I find VBCPS’s failure to address the socioeconomic and racial inequities at ODS inexcusable, especially since the superintendent and his staff have known about them for years. Although ODS increased the percent of economically disadvantaged students from 14.4% in 2021-22 to 15.9% in 2022-23, the percentage remains far short of the proportion of economically disadvantaged students in Virginia Beach: 45.9% (30,111 out of 65,550 enrolled students in 2022-23).
The student body at this academy for advanced academics continues to be dominated by White and Asian students, as illustrated in the pie charts below. While ODS's enrollment increased from 1,306 to 1,335 students from the previous school year to the present school year, the total number of Black students at ODS fell from 77 to 69 – about 5% of the school's students. Why is this happening in a school district where Black students comprise 23% of all students (15,076 out of 65,550)?
Source: Virginia Department of Education, Fall Membership Reports, 2022
Regarding the lack of diversity at ODS, someone told me that “change is slow.” I think the implication was that things change slowly around here, which reminded me of a joke about the Old Dominion State:
Question: How many Virginians does it take to change a light bulb?
Answer: Six – one to change the bulb and five to talk about how well the old one worked.
I refuse to accept what many believe is a universal truth about change. Change does not have to be slow, but it generally is when selfish people strive to maintain the status quo (e.g., this). Public education has always been slow to change, but that's not a valid excuse. At the beginning of the pandemic, we saw how quickly schools transitioned from in-person instruction to remote learning.
Perhaps education could learn from the corporate world and discover why fast change is better than slow change.

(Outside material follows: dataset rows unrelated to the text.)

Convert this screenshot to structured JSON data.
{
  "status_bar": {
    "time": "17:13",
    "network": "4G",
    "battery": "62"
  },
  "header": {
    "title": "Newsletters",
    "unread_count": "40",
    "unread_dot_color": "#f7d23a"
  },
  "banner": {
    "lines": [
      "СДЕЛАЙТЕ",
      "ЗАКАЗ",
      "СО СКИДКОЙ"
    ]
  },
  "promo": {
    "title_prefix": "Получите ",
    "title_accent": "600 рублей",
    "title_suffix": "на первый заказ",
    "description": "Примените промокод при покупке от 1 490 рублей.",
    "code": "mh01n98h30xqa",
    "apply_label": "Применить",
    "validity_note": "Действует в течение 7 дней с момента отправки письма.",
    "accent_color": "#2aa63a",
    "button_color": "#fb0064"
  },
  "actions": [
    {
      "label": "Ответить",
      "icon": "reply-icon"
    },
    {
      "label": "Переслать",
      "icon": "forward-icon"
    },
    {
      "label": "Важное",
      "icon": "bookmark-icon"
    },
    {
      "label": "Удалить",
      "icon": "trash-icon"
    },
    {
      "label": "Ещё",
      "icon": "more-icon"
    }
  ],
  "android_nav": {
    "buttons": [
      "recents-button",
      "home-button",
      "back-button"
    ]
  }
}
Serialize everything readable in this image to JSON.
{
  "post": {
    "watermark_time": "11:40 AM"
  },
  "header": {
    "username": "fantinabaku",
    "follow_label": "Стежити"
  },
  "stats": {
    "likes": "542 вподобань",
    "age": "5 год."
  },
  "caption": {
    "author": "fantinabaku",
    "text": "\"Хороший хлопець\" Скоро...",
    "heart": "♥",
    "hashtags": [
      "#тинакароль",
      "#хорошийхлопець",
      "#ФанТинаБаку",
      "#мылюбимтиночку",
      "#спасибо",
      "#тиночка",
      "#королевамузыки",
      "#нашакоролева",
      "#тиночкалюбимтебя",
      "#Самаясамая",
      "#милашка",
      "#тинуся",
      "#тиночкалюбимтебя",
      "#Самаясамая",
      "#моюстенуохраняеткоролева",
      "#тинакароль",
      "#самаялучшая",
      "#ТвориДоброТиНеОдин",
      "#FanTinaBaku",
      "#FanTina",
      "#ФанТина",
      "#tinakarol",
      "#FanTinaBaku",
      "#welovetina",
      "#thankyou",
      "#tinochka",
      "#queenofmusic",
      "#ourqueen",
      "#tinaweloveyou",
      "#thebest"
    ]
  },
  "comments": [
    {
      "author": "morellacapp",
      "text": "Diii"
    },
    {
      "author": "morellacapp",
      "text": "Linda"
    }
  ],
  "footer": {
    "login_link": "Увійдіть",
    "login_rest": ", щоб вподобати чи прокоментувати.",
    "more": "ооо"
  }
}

With the recent departure of its Director of K-12 and Gifted Programs, a change in building administrators at the school, and the district's seemingly new focus on increasing the number of identified gifted students, now would be an excellent time for VBCPS to start thinking outside the box and fix the inequities at ODS.
Please stay tuned for Part 2 of this blog series, titled The Folly of Testing First Graders.